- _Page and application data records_
Start of Block

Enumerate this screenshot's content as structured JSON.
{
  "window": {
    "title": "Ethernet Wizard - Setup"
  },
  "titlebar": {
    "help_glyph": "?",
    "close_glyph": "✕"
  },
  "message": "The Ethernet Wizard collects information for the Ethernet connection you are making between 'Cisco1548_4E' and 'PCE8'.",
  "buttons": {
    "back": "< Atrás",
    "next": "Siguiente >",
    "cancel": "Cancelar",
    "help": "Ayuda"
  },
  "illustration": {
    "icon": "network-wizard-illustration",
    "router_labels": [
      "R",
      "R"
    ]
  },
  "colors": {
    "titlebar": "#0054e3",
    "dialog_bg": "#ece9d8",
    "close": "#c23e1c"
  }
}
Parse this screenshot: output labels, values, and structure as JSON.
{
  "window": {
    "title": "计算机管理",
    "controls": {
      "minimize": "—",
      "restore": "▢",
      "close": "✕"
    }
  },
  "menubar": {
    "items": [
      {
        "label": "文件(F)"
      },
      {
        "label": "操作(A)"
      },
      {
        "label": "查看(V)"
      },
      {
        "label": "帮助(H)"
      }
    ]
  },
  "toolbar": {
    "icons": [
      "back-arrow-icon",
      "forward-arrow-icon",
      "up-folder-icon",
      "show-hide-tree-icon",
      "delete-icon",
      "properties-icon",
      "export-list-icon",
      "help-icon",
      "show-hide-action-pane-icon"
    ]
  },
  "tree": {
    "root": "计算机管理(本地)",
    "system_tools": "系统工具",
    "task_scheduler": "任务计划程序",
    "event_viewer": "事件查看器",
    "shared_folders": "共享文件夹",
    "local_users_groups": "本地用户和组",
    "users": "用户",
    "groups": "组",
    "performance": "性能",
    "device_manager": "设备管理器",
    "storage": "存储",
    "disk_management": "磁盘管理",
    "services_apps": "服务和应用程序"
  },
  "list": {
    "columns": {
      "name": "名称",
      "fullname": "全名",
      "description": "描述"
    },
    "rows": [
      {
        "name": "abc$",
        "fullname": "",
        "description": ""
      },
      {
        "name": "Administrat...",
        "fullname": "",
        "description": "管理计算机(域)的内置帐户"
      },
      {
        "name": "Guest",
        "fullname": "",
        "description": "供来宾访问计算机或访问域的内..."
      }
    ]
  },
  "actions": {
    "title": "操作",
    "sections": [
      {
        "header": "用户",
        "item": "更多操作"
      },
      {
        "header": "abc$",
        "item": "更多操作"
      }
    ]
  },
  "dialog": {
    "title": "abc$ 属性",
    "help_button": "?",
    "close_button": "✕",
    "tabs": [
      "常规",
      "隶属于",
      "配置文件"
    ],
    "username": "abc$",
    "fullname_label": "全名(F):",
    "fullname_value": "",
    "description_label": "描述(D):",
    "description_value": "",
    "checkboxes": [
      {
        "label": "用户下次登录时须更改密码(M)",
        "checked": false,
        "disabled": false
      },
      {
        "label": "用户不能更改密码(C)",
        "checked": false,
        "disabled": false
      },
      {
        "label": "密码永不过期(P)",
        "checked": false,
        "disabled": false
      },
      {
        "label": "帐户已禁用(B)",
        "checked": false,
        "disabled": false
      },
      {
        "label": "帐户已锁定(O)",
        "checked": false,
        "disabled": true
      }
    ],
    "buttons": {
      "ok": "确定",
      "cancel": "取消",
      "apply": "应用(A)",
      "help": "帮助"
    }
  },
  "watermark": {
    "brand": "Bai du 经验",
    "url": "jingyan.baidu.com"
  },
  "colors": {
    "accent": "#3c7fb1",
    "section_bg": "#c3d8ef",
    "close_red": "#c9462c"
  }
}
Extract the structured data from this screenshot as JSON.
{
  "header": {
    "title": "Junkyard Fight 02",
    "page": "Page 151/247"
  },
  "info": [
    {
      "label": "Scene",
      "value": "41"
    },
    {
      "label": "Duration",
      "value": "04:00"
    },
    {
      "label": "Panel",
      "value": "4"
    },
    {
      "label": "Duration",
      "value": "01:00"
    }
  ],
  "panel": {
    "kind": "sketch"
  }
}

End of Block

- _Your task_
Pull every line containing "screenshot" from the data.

- _Response area_
Enumerate this screenshot's content as structured JSON.
Parse this screenshot: output labels, values, and structure as JSON.
Extract the structured data from this screenshot as JSON.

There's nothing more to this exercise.